→ WORK REQUIRED: From the entries below, copy every line that has the word "marker".

→ RECORDS TO PROCESS:
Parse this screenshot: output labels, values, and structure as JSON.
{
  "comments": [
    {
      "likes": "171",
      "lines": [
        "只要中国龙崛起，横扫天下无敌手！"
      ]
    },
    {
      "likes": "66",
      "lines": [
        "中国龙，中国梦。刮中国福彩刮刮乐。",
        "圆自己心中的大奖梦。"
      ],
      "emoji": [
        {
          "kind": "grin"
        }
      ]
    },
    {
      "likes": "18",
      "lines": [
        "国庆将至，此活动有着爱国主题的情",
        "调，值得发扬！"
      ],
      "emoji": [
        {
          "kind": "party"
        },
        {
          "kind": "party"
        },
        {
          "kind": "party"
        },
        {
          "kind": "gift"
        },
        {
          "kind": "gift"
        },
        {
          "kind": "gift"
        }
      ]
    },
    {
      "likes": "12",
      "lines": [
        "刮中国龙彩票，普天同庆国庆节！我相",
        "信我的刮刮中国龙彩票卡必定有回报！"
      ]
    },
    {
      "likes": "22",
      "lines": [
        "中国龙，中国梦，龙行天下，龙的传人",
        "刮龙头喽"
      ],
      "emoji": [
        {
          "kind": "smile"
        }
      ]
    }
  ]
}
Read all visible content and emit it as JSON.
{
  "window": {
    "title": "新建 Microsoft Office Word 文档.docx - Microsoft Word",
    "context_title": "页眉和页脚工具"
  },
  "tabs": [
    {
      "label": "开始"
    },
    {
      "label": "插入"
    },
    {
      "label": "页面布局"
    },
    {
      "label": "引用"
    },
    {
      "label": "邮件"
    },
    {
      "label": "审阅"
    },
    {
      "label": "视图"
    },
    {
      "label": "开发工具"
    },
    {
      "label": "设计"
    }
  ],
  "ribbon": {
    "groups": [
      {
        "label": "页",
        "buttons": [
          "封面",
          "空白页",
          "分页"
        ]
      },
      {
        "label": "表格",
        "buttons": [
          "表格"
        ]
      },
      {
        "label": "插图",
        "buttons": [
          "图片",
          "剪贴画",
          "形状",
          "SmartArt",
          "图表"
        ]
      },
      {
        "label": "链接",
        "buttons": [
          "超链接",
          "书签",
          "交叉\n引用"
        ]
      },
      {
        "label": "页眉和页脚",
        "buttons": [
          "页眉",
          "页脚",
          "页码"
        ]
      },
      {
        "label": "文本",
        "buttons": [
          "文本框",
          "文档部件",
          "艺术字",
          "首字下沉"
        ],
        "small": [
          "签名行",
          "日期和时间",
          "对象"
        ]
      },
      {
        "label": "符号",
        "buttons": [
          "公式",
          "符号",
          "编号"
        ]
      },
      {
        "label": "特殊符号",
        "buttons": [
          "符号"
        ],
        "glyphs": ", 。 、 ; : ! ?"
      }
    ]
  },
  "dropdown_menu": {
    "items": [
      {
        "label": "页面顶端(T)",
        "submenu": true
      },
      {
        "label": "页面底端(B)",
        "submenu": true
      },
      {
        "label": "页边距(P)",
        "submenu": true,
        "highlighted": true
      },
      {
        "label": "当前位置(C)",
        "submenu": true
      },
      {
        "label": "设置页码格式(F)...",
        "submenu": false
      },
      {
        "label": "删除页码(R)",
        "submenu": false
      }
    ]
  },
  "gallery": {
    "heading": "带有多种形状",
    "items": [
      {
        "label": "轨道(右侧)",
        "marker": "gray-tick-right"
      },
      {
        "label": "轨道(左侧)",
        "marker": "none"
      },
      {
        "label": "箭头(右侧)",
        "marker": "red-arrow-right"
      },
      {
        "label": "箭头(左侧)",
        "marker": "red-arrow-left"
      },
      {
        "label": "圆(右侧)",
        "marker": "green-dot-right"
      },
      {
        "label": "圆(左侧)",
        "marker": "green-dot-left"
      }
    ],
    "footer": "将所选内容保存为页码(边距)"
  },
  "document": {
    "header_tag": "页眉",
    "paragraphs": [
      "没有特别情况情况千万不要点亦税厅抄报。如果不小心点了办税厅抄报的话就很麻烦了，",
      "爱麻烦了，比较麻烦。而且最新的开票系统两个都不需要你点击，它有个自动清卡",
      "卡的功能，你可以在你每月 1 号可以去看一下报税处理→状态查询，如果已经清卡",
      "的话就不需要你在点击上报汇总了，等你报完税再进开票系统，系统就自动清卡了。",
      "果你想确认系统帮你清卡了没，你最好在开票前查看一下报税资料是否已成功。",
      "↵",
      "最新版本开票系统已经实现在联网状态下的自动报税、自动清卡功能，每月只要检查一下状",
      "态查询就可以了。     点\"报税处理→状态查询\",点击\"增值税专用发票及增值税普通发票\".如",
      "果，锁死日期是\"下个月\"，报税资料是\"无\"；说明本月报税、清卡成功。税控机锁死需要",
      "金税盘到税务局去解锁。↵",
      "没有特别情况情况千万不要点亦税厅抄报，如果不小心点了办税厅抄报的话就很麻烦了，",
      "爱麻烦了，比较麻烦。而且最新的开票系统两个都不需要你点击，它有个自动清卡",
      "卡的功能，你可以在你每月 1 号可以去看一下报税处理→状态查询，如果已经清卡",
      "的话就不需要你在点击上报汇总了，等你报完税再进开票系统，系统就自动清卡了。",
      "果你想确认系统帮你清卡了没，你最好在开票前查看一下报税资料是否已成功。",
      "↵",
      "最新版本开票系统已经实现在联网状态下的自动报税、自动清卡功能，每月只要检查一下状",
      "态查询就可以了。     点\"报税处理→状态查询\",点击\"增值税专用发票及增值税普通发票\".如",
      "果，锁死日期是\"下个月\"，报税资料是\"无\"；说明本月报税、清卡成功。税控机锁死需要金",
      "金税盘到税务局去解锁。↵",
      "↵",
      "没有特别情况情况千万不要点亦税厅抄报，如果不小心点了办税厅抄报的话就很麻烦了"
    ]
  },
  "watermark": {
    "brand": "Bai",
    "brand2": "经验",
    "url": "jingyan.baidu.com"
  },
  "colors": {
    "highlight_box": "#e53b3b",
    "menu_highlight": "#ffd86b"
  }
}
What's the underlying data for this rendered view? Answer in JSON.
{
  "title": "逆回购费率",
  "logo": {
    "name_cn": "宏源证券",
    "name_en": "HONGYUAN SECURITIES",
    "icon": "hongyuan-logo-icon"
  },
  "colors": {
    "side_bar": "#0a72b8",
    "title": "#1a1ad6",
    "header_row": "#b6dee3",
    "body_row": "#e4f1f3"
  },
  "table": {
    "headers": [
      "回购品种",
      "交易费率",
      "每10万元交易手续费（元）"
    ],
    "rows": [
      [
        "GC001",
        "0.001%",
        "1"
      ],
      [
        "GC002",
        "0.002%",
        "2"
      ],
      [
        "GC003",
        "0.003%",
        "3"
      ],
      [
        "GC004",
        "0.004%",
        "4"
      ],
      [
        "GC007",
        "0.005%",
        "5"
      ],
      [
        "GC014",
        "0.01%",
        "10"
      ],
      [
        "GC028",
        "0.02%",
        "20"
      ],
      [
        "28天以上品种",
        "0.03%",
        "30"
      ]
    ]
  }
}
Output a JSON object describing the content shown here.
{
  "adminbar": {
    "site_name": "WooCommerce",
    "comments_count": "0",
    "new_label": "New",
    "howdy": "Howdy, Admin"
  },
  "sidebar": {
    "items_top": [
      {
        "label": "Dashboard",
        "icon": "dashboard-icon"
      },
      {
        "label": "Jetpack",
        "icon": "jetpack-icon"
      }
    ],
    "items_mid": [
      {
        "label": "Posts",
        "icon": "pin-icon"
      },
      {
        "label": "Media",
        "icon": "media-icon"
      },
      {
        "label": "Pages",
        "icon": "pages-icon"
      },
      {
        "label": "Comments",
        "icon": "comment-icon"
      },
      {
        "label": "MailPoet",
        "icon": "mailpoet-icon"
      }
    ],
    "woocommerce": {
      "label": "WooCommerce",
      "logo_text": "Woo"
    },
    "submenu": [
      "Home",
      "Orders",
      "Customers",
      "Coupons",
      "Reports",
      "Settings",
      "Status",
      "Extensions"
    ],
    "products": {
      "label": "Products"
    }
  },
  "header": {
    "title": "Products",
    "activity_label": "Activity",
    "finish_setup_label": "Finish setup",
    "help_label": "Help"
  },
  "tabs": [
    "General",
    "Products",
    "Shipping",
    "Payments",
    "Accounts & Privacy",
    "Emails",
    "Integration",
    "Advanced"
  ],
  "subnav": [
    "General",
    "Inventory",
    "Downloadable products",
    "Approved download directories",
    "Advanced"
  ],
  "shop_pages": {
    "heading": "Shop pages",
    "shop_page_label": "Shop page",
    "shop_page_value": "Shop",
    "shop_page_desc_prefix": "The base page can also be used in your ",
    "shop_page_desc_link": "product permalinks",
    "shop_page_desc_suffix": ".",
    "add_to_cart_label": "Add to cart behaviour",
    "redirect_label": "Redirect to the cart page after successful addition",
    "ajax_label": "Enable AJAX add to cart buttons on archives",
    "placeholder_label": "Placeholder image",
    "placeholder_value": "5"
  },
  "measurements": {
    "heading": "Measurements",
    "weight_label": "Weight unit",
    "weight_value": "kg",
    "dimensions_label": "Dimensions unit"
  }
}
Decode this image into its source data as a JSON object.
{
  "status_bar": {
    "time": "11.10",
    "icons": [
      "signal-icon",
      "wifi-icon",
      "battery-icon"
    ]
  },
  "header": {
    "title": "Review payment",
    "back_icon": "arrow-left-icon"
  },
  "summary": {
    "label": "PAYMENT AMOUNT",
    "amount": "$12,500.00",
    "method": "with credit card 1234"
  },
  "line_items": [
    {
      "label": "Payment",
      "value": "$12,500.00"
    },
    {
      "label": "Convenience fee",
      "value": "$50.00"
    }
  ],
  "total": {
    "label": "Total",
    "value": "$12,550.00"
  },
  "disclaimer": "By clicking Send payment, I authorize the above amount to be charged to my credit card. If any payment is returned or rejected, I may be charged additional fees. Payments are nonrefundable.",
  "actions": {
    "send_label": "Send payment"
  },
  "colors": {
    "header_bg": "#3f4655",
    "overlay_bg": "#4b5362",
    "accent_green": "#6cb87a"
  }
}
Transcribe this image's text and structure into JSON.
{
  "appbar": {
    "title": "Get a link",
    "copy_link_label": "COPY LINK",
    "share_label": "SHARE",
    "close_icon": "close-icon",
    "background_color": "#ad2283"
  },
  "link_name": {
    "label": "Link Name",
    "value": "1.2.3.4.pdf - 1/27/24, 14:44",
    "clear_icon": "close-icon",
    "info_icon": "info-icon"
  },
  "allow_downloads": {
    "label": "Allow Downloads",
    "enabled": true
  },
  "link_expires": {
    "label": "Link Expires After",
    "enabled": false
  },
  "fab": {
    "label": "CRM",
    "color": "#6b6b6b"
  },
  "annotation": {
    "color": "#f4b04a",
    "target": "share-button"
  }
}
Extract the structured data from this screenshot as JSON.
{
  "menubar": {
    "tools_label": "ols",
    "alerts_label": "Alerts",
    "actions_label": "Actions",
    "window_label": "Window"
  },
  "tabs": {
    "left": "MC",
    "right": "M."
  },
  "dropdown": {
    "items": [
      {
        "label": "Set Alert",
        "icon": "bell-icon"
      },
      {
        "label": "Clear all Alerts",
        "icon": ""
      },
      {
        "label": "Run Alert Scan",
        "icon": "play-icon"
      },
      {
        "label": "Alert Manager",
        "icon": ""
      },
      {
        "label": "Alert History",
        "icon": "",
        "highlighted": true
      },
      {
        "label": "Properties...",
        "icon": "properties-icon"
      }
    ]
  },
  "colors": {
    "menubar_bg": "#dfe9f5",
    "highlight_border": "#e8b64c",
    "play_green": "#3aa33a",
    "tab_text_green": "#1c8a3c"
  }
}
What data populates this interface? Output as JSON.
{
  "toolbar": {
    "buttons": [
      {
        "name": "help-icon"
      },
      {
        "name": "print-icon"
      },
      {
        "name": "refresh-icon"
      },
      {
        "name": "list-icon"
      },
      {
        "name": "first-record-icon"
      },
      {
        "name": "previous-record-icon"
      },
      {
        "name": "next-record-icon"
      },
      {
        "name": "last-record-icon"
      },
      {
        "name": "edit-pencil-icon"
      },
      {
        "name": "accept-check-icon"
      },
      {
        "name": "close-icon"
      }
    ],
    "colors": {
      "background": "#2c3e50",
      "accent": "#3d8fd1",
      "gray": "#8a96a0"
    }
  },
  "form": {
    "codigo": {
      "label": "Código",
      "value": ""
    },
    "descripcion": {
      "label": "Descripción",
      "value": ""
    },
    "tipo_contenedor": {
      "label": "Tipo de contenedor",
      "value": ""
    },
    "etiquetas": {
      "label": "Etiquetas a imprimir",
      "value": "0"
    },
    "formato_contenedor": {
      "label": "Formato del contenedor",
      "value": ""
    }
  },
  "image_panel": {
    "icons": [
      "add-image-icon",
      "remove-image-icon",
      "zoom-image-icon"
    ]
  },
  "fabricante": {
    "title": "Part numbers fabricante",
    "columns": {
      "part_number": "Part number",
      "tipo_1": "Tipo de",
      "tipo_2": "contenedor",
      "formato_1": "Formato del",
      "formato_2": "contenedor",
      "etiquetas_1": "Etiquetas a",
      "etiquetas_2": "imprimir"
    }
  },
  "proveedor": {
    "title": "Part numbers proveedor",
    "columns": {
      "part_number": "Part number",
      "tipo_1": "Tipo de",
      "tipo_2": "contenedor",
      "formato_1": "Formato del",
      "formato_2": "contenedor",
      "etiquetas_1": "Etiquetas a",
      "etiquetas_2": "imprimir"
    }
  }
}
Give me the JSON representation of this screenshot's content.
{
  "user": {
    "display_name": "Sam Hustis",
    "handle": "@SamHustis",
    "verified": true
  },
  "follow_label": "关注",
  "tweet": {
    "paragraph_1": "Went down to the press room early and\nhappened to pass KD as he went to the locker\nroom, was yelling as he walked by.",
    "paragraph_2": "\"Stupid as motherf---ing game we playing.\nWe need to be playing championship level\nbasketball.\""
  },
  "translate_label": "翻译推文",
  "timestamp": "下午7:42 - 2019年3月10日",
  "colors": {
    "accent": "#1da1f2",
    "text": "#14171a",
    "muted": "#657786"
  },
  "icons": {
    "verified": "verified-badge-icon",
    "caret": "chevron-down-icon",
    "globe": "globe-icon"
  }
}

→ RESPONSE TO THIS TASK:
        "marker": "gray-tick-right"
        "marker": "none"
        "marker": "red-arrow-right"
        "marker": "red-arrow-left"
        "marker": "green-dot-right"
        "marker": "green-dot-left"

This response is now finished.